Nathans, whose career was ended by his injuries, had sought nearly $5 million in damages. He claims the attack has left him permanently disabled with vertigo, splitting headaches, nausea and other problems. The jury agreed that Offerman was culpable, but obviously did not see eye-to-eye with Nathans on damages.

It’s rare to see any on-the-field violence actually punished via the legal system. But of course, extreme cases call for extreme consequences. But not extreme criminal consequences: Offerman was charged with felony assault after the attack, but the charges were dismissed after he took anger management classes. Anger management classes which didn’t take, apparently.

The Long Island Ducks, Offerman’s employer at the time, were found not to be liable. Which makes sense. I mean, it’s not like their management was on record saying that they wanted players to act violently on the field or something. Such a scenario would likely change the calculus, but that would be totally crazy.


(thanks to Ben Butler for the heads up)


Jury finds the Dodgers partially negligent, awards $18 million to Bryan Stow

Bryan Stow

UPDATE: Apparently the allocation of damages is much more complicated than I first assumed. Specifics of California tort law and the old bankruptcy order governing the Dodgers’ liabilities at the time change the calculus here. So, while the $18 million verdict still represents the top that Stow can recover, the Dodgers may be on the hook for as much as $14 million of the jury award.

Wednesday, 5:03 PM: The jury verdict in the Bryan Stow civil case has just come in: the Dodgers were found to have been negligent on Opening Day 2011 when Bryan Stow was brutally beaten in the Dodger Stadium parking lot. The jury awarded $18 million in damages to Stow and his family.

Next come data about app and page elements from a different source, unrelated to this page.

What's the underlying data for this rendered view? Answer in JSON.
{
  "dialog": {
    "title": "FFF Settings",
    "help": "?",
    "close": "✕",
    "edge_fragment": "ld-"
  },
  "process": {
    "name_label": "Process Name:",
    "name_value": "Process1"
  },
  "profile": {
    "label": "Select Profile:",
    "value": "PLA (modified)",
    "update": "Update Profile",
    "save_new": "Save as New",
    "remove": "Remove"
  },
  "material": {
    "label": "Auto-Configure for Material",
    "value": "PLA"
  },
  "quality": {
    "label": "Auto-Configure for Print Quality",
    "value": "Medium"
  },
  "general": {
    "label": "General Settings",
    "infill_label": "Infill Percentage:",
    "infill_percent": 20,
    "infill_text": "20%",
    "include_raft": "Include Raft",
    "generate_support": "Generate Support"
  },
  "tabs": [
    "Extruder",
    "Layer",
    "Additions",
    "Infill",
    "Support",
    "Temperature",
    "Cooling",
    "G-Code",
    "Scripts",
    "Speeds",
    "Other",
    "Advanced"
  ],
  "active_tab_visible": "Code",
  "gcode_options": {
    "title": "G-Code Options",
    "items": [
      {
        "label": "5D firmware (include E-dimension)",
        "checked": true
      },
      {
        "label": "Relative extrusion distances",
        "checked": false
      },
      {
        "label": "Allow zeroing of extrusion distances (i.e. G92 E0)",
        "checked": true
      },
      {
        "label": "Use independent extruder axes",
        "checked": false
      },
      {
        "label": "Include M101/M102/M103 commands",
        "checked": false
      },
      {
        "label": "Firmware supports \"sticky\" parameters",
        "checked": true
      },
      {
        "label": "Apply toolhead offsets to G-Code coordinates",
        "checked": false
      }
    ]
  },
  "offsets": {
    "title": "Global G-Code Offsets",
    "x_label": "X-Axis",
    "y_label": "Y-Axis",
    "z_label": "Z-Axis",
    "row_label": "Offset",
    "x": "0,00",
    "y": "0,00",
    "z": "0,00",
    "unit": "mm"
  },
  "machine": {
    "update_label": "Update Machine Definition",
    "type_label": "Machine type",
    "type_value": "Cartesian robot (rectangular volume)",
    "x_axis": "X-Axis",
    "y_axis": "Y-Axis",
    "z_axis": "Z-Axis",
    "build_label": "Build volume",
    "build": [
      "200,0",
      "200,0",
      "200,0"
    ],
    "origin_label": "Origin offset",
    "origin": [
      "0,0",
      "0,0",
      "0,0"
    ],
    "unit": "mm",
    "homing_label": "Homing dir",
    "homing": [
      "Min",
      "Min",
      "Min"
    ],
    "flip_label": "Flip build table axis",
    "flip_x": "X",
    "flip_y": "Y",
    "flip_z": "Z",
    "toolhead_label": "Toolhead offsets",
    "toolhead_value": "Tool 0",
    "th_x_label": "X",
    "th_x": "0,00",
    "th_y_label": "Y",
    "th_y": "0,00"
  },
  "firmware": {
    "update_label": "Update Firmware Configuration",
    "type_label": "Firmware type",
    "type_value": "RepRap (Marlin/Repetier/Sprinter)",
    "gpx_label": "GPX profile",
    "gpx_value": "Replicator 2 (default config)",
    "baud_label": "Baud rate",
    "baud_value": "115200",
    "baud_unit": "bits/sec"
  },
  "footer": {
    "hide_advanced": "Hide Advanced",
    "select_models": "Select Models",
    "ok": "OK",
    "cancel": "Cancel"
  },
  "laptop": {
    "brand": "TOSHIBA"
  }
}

However, the Dodgers will only have to pay a quarter of that $18 million, as they were only found to be 25% of the cause of Stow’s injuries. His attackers, Louie Sanchez and Marvin Norwood, were 75% responsible according to the verdict. Obviously Stow is highly unlikely to ever receive a dime from them as both of them are currently serving lengthy prison sentences.

Notably Frank McCourt, then the Dodgers owner, was not found negligent. McCourt’s not being held personally liable is consistent with the mainstream of premises liability and corporate law which, in the normal course, shields the owners of a company from liability even if the company itself is on the hook. Stow himself was not found contributorily negligent, meaning that the jury did not, contrary to the arguments of the Dodgers, believe that he was responsible for bringing on the attack which injured him. The jury likewise rejected Stow’s claim of punitive damages which means that they did not find that the Dodgers’ acted egregiously our outrageously in failing to provide adequate security at Dodger Stadium that day.

Stow’s expert witnesses estimated that he would need some $50 million in lifetime medical care due to the severity of his injuries. Now he stands to receive, at most, $4.5 million.

Or: between one and two percent of the Dodgers’ annual payroll.